The cap was the other key component of our pricing algorithm. As I mentioned, we didn’t use required capital at all in our pricing. Rather, we fell back on a property/casualty risk management technique: When participating in, say, hurricane or earthquake insurance, Berkshire limits risk by taking tightly limited layers of bigger deals, such as taking a $10 million layer of coverage excess of $5 million. We used a similar approach for our variable annuity deals. In this VA transaction, we capped our maximum cash outflow at $4.3 billion in the initial pricing, which was lowered proportionally by market movements in January 2013. One significant advantage of having a “cap” is that it not only caps outflows, it also puts a lid on how big reserves can get in future quarters. Berkshire’s overall plan was to manage VA risk by adding up these caps for all similar VA deals and limiting the maximum exposure to this type of product.
My favorite memory from the fall of 2012 was when I attended my first Equity-Based Insurance Guarantees Conference in Chicago. I was sitting at a table with one of my counterparts from our client, and the conference chairman was up on stage stating how there had been no reinsurance market for years for these products. My counterpart and I, knowing a deal was a mere two months away, shared knowing grins.
When it came time to set the actual price, Ajit Jain took charge. He is currently vice chairman of Berkshire Hathaway, and on the short list of possible successors of Warren Buffett for close observers of BH. I’ll never know exactly how he determined the price, but once he decided on a premium of $2.3 billion with a cap of $4.3 billion, he never budged. Only in the final month—after we had set a formula for price moves as a function of interest and equity markets—did the price move down to its final level of ~$2.2 billion.
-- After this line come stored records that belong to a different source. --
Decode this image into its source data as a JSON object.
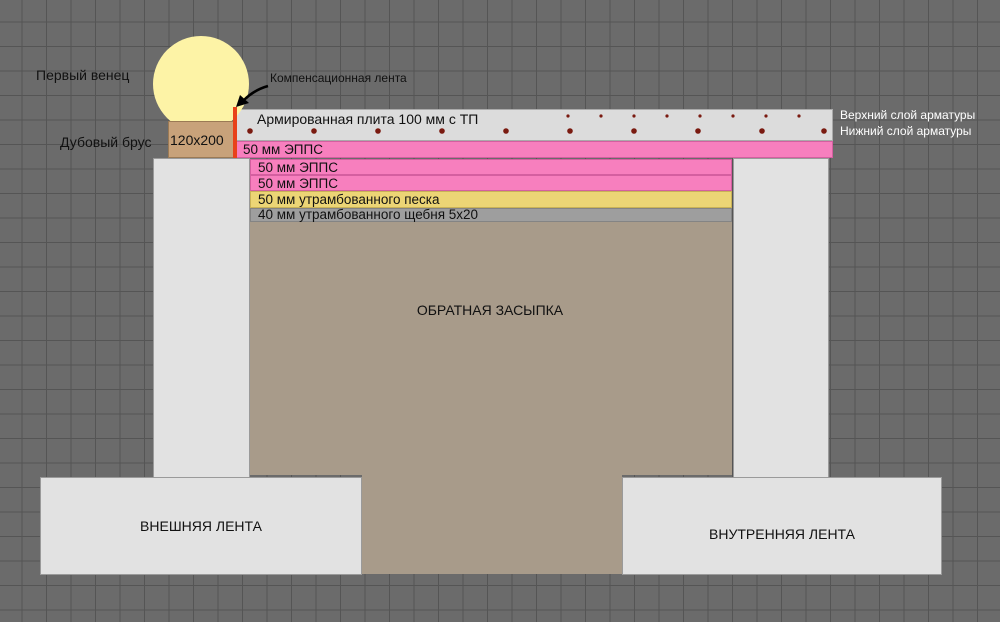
{
  "labels": {
    "first_crown": "Первый венец",
    "oak_beam": "Дубовый брус",
    "beam_size": "120x200",
    "comp_tape": "Компенсационная лента",
    "slab": "Армированная  плита 100 мм с ТП",
    "top_rebar": "Верхний слой арматуры",
    "bottom_rebar": "Нижний слой арматуры",
    "eps1": "50 мм ЭППС",
    "eps2": "50 мм ЭППС",
    "eps3": "50 мм ЭППС",
    "sand": "50 мм утрамбованного песка",
    "gravel": "40 мм утрамбованного щебня 5х20",
    "backfill": "ОБРАТНАЯ ЗАСЫПКА",
    "outer_strip": "ВНЕШНЯЯ ЛЕНТА",
    "inner_strip": "ВНУТРЕННЯЯ ЛЕНТА"
  },
  "colors": {
    "eps": "#f77fbe",
    "sand": "#ecd575",
    "gravel": "#9e9e9e",
    "backfill": "#a89b8a",
    "concrete": "#e2e2e2",
    "crown": "#fdf3a6",
    "beam": "#c8a27a",
    "tape": "#e8421a",
    "rebar": "#7a1a10"
  }
}
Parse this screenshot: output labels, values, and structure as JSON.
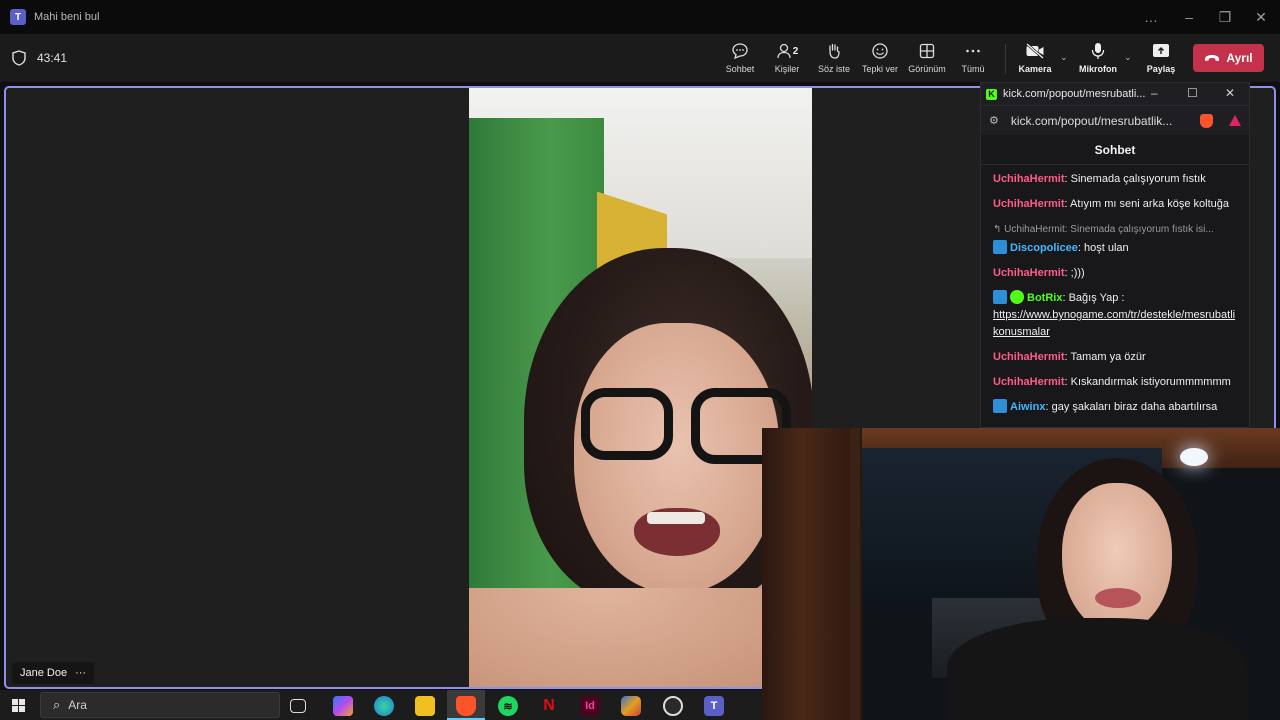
{
  "window": {
    "title": "Mahi beni bul",
    "controls": [
      "…",
      "–",
      "❐",
      "✕"
    ]
  },
  "toolbar": {
    "timer": "43:41",
    "buttons": [
      {
        "label": "Sohbet",
        "icon": "chat-icon"
      },
      {
        "label": "Kişiler",
        "icon": "people-icon",
        "count": "2"
      },
      {
        "label": "Söz iste",
        "icon": "raise-hand-icon"
      },
      {
        "label": "Tepki ver",
        "icon": "react-icon"
      },
      {
        "label": "Görünüm",
        "icon": "view-icon"
      },
      {
        "label": "Tümü",
        "icon": "more-icon"
      }
    ],
    "camera_label": "Kamera",
    "mic_label": "Mikrofon",
    "share_label": "Paylaş",
    "leave_label": "Ayrıl",
    "leave_color": "#c4314b",
    "accent_color": "#8e8ff0"
  },
  "participant": {
    "name": "Jane Doe",
    "more": "···"
  },
  "kick": {
    "window_title": "kick.com/popout/mesrubatli...",
    "url": "kick.com/popout/mesrubatlik...",
    "header": "Sohbet",
    "messages": [
      {
        "user": "UchihaHermit",
        "color": "#ff5c8a",
        "text": "Sinemada çalışıyorum fıstık"
      },
      {
        "user": "UchihaHermit",
        "color": "#ff5c8a",
        "text": "Atıyım mı seni arka köşe koltuğa"
      },
      {
        "reply": "UchihaHermit: Sinemada çalışıyorum fıstık isi...",
        "user": "Discopolicee",
        "color": "#41b8ff",
        "text": "hoşt ulan",
        "badge": "bot"
      },
      {
        "user": "UchihaHermit",
        "color": "#ff5c8a",
        "text": ";)))"
      },
      {
        "user": "BotRix",
        "color": "#53fc18",
        "text": "Bağış Yap :",
        "link": "https://www.bynogame.com/tr/destekle/mesrubatlikonusmalar",
        "badge": "bot-verified"
      },
      {
        "user": "UchihaHermit",
        "color": "#ff5c8a",
        "text": "Tamam ya özür"
      },
      {
        "user": "UchihaHermit",
        "color": "#ff5c8a",
        "text": "Kıskandırmak istiyorummmmmm"
      },
      {
        "user": "Aiwinx",
        "color": "#41b8ff",
        "text": "gay şakaları biraz daha abartılırsa",
        "badge": "bot"
      }
    ]
  },
  "taskbar": {
    "search_placeholder": "Ara",
    "apps": [
      "task-view",
      "copilot",
      "edge",
      "file-explorer",
      "brave",
      "spotify",
      "netflix",
      "indesign",
      "davinci-resolve",
      "obs",
      "teams"
    ]
  }
}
The transaction was announced by our client at close of business on Feb. 4, 2013. (It was too small for Berkshire to bother with, apparently.) While the client announced an $800 million pre-tax loss, their stock actually rose 3.5% the next day!
Ten days later, on Feb. 14, 2013, Berkshire Hathaway announced the purchase of Heinz Ketchup for $23.3 billion, and just like that, our huge deal was no longer news. But I like to think that our $2.2 billion helped just a little bit to fund that deal.
When I told my friends about the deal, they enthusiastically suggested, “Did you ask for a 1% bonus?” I just replied with a smile, “Nah, half a percent was good enough!”
MARK KINZER, MAAA, FSA, is a retired actuary, having most recently worked for Berkshire Hathaway Reinsurance Group. He can be reached at firstname.lastname@example.org.